In his excellent book, “The Establishment: and how they get away with it”, Owen Jones, occasionally (though not always affectionately) referred to as the “Katie Hopkins of the left”, describes an encounter he has with a lobbyist and his media officer. The pair are unduly alarmed when Jones suggests that MPs are in fact members of a wealthy profession and could perhaps do with a pay reduction. When its established that this comment isn’t a joke, Jones relays the press officers response as follows:
“Such a move, he said, would deter the most talented people, particularly from the private sector, from entering politics, because he reasoned ‘on the golf course, MPs would hear friends boasting of having salaries of £90,000, £100,000 and more.'”
Of course we can all sympathise with that. Golfing is awkward enough as it is, what with all those ridiculous clothes and the interminable dullness of the game. After all, only being paid as little as £67,060 (Source: Parliament.uk ) plus expenses would could well make the conversation somewhat strained.
In 2011, former Labour minister Jack Straw said that there is “never a good time to increase MPs pay”, but that if we didn’t then “people from modest backgrounds” would be put off entering the political arena.
It wouldn’t be contentious to suggest that over £60,000 is not a wage known to most individuals from a modest backgrounds. That being said, a large proportion of the current cabinet were millionaires before they became MPs so everything is relative…

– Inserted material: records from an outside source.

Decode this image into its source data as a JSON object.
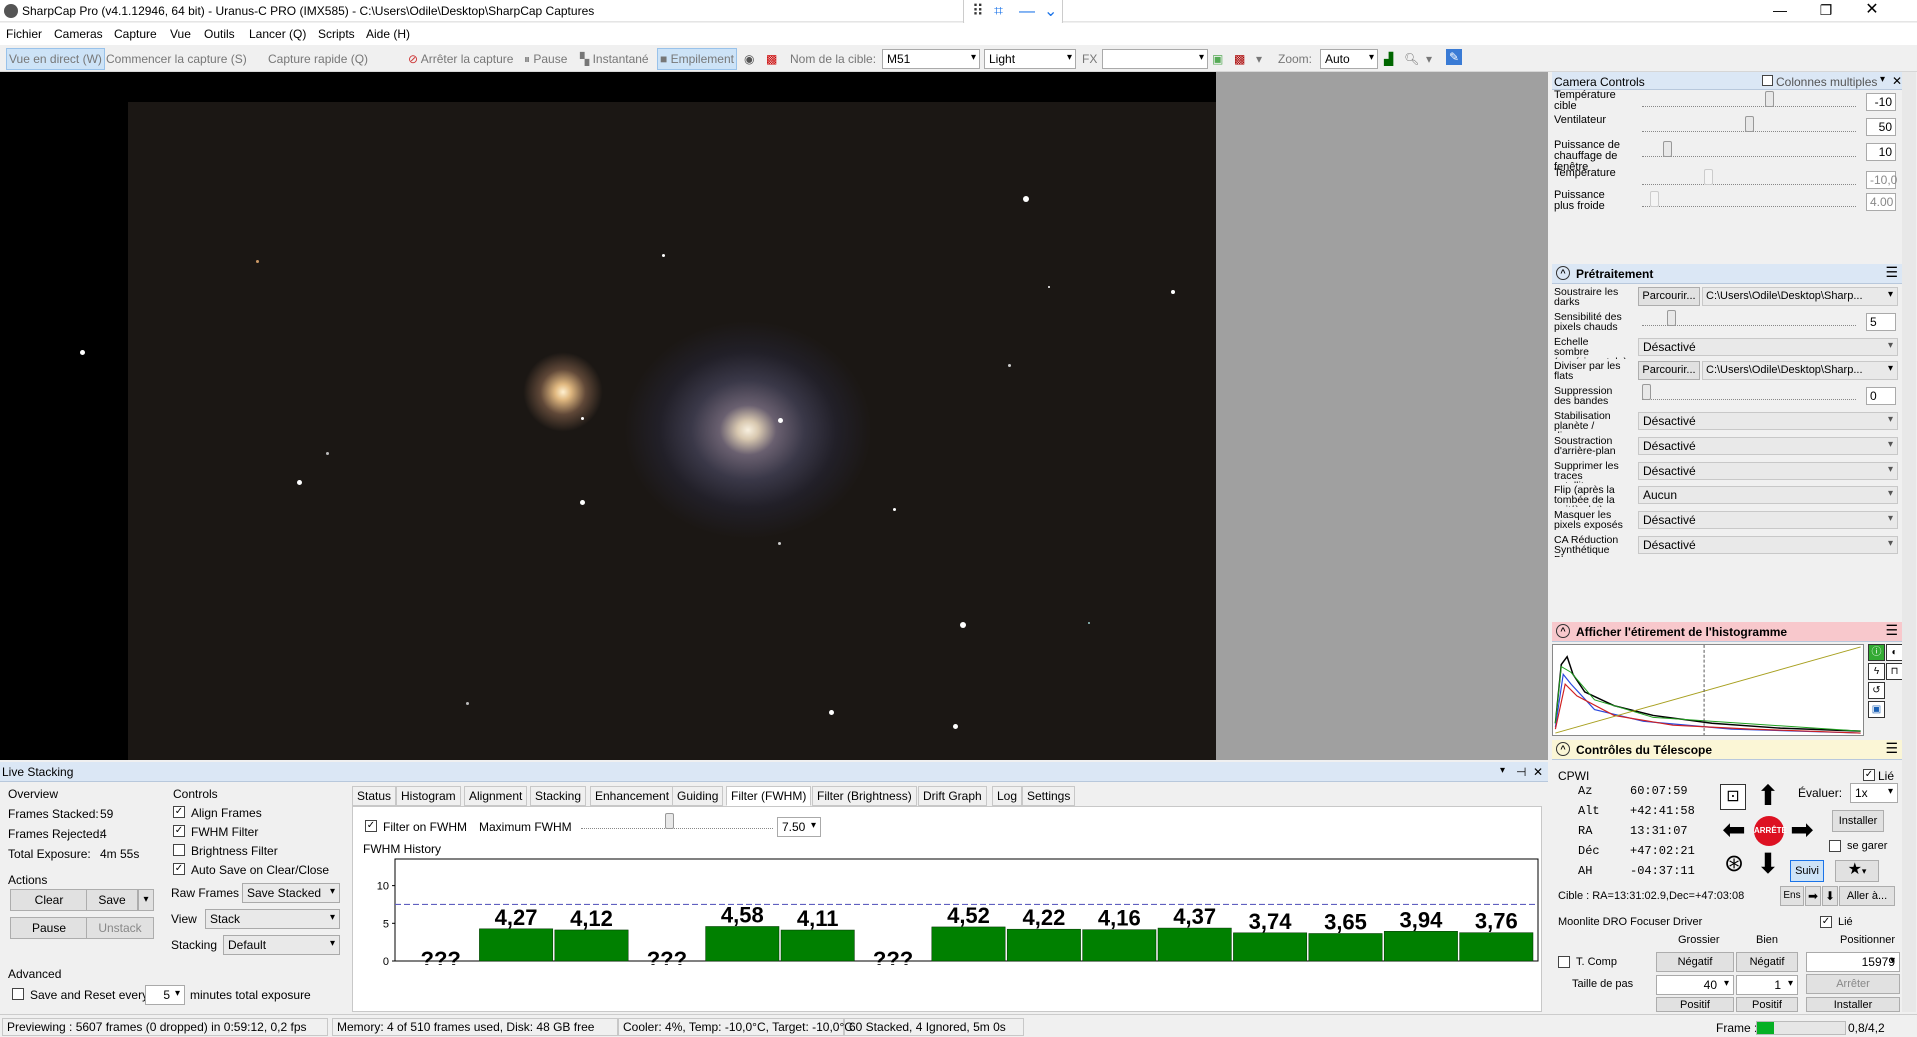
{
  "app": {
    "title": "SharpCap Pro (v4.1.12946, 64 bit) - Uranus-C PRO (IMX585) - C:\\Users\\Odile\\Desktop\\SharpCap Captures"
  },
  "menu": [
    "Fichier",
    "Cameras",
    "Capture",
    "Vue",
    "Outils",
    "Lancer (Q)",
    "Scripts",
    "Aide (H)"
  ],
  "toolbar": {
    "live_view": "Vue en direct (W)",
    "start_capture": "Commencer la capture (S)",
    "quick_capture": "Capture rapide (Q)",
    "stop_capture": "Arrêter la capture",
    "pause": "Pause",
    "snapshot": "Instantané",
    "stacking": "Empilement",
    "target_label": "Nom de la cible:",
    "target_value": "M51",
    "frame_type": "Light",
    "fx_label": "FX",
    "fx_value": "",
    "zoom_label": "Zoom:",
    "zoom_value": "Auto"
  },
  "live_stacking": {
    "header": "Live Stacking",
    "overview_title": "Overview",
    "frames_stacked_label": "Frames Stacked:",
    "frames_stacked": "59",
    "frames_rejected_label": "Frames Rejected:",
    "frames_rejected": "4",
    "total_exposure_label": "Total Exposure:",
    "total_exposure": "4m 55s",
    "actions_title": "Actions",
    "clear": "Clear",
    "save": "Save",
    "pause": "Pause",
    "unstack": "Unstack",
    "advanced_title": "Advanced",
    "save_reset_label": "Save and Reset every",
    "save_reset_value": "5",
    "minutes_label": "minutes total exposure",
    "controls_title": "Controls",
    "align_frames": "Align Frames",
    "fwhm_filter": "FWHM Filter",
    "brightness_filter": "Brightness Filter",
    "auto_save": "Auto Save on Clear/Close",
    "raw_frames_label": "Raw Frames",
    "raw_frames_value": "Save Stacked",
    "view_label": "View",
    "view_value": "Stack",
    "stacking_label": "Stacking",
    "stacking_value": "Default",
    "tabs": [
      "Status",
      "Histogram",
      "Alignment",
      "Stacking",
      "Enhancement",
      "Guiding",
      "Filter (FWHM)",
      "Filter (Brightness)",
      "Drift Graph",
      "Log",
      "Settings"
    ],
    "filter_on_fwhm": "Filter on FWHM",
    "max_fwhm_label": "Maximum FWHM",
    "max_fwhm_value": "7.50",
    "history_title": "FWHM History"
  },
  "chart_data": {
    "type": "bar",
    "title": "FWHM History",
    "ylim": [
      0,
      13
    ],
    "yticks": [
      0,
      5,
      10
    ],
    "threshold": 7.5,
    "values": [
      null,
      4.27,
      4.12,
      null,
      4.58,
      4.11,
      null,
      4.52,
      4.22,
      4.16,
      4.37,
      3.74,
      3.65,
      3.94,
      3.76
    ],
    "labels": [
      "???",
      "4,27",
      "4,12",
      "???",
      "4,58",
      "4,11",
      "???",
      "4,52",
      "4,22",
      "4,16",
      "4,37",
      "3,74",
      "3,65",
      "3,94",
      "3,76"
    ],
    "bar_color": "#008000",
    "threshold_color": "#6060c0"
  },
  "right_panel": {
    "camera_controls": "Camera Controls",
    "multi_columns": "Colonnes multiples",
    "cam_rows": [
      {
        "label": "Température cible",
        "value": "-10",
        "pos": 0.6,
        "disabled": false
      },
      {
        "label": "Ventilateur",
        "value": "50",
        "pos": 0.5,
        "disabled": false
      },
      {
        "label": "Puissance de chauffage de fenêtre",
        "value": "10",
        "pos": 0.1,
        "disabled": false
      },
      {
        "label": "Température",
        "value": "-10,0",
        "pos": 0.3,
        "disabled": true
      },
      {
        "label": "Puissance plus froide",
        "value": "4.00",
        "pos": 0.04,
        "disabled": true
      }
    ],
    "pretraitement": "Prétraitement",
    "pre_rows": [
      {
        "label": "Soustraire les darks",
        "type": "path",
        "button": "Parcourir...",
        "value": "C:\\Users\\Odile\\Desktop\\Sharp..."
      },
      {
        "label": "Sensibilité des pixels chauds",
        "type": "slider",
        "value": "5",
        "pos": 0.12
      },
      {
        "label": "Échelle sombre (expérimentale)",
        "type": "dd",
        "value": "Désactivé"
      },
      {
        "label": "Diviser par les flats",
        "type": "path",
        "button": "Parcourir...",
        "value": "C:\\Users\\Odile\\Desktop\\Sharp..."
      },
      {
        "label": "Suppression des bandes",
        "type": "slider",
        "value": "0",
        "pos": 0.0
      },
      {
        "label": "Stabilisation planète / disque",
        "type": "dd",
        "value": "Désactivé"
      },
      {
        "label": "Soustraction d'arrière-plan",
        "type": "dd",
        "value": "Désactivé"
      },
      {
        "label": "Supprimer les traces satellites",
        "type": "dd",
        "value": "Désactivé"
      },
      {
        "label": "Flip (après la tombée de la nuit/à plat)",
        "type": "dd",
        "value": "Aucun"
      },
      {
        "label": "Masquer les pixels exposés",
        "type": "dd",
        "value": "Désactivé"
      },
      {
        "label": "CA Réduction Synthétique Bleu",
        "type": "dd",
        "value": "Désactivé"
      }
    ],
    "histogram": "Afficher l'étirement de l'histogramme",
    "telescope": "Contrôles du Télescope",
    "mount": "CPWI",
    "linked": "Lié",
    "coords": [
      {
        "k": "Az",
        "v": "60:07:59"
      },
      {
        "k": "Alt",
        "v": "+42:41:58"
      },
      {
        "k": "RA",
        "v": "13:31:07"
      },
      {
        "k": "Déc",
        "v": "+47:02:21"
      },
      {
        "k": "AH",
        "v": "-04:37:11"
      }
    ],
    "stop": "ARRÊTE",
    "rate_label": "Évaluer:",
    "rate_value": "1x",
    "install": "Installer",
    "park": "se garer",
    "track": "Suivi",
    "target_line": "Cible : RA=13:31:02.9,Dec=+47:03:08",
    "ens": "Ens",
    "goto": "Aller à...",
    "focuser": "Moonlite DRO Focuser Driver",
    "focuser_linked": "Lié",
    "coarse": "Grossier",
    "fine": "Bien",
    "position_label": "Positionner",
    "tcomp": "T. Comp",
    "negative": "Négatif",
    "position_value": "15979",
    "step_label": "Taille de pas",
    "coarse_step": "40",
    "fine_step": "1",
    "stop_btn": "Arrêter",
    "positive": "Positif",
    "install2": "Installer"
  },
  "status": {
    "previewing": "Previewing : 5607 frames (0 dropped) in 0:59:12, 0,2 fps",
    "memory": "Memory: 4 of 510 frames used, Disk: 48 GB free",
    "cooler": "Cooler: 4%, Temp: -10,0°C, Target: -10,0°C",
    "stacked": "60 Stacked, 4 Ignored, 5m 0s",
    "frame_label": "Frame :",
    "frame_value": "0,8/4,2",
    "frame_progress": 0.19
  }
}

It seems positively ludicrous that the recruitment process for roles of public office is treated in the same way that recruitment is treated in the private sector. Competitiveness is the go to word for the banking sector when it comes to attracting the best talent. Whatever that means. Just recently the Barclays, RBS, Citi, JP Morgan and UBS were hit by a record fine of $5.7bn (£3.7bn) for colluding to fix exchange rates. The MPs expenses scandal is another example of this failed approach and it hardly needs reiterating here.
It wouldn’t be going out on a limb to suggest that possibly this approach to recruiting and attracting people is flawed. The talents an MP requires are the abilities to communicate, to understand, to compromise and to represent. It is far from clear that any of those attributes are in anyway dependent upon, or enhanced by, a significant pay cheque.
The Westminster talent’s greatest achievement has been to pull themselves so very close together. Labour and the Conservatives are so close ideologically in 2015 that a the commonly held perception is that there’s no real difference between the two main parties and the divide is now present between the electorate and the elected.
Which isn’t true. Sure, they all went to the same Universities, but not necessarily at the same time. They’re all different ages.
The 2015 general election boldly heralded the beginning of the age of multi-party politics. The redundant old boys club of the political establishment is about to have its doors kicked in and its cynical ideas torn from the ornate walls and tossed into the gutter. About time.
There’s no real evidence that those who will be sacking those hallowed and corrupt halls will be the polar opposite. Many of them are no doubt motivated by political grudges, naive idealism and occasionally poisonous ideas. But at least these are all offshoots of passion and a desire for change.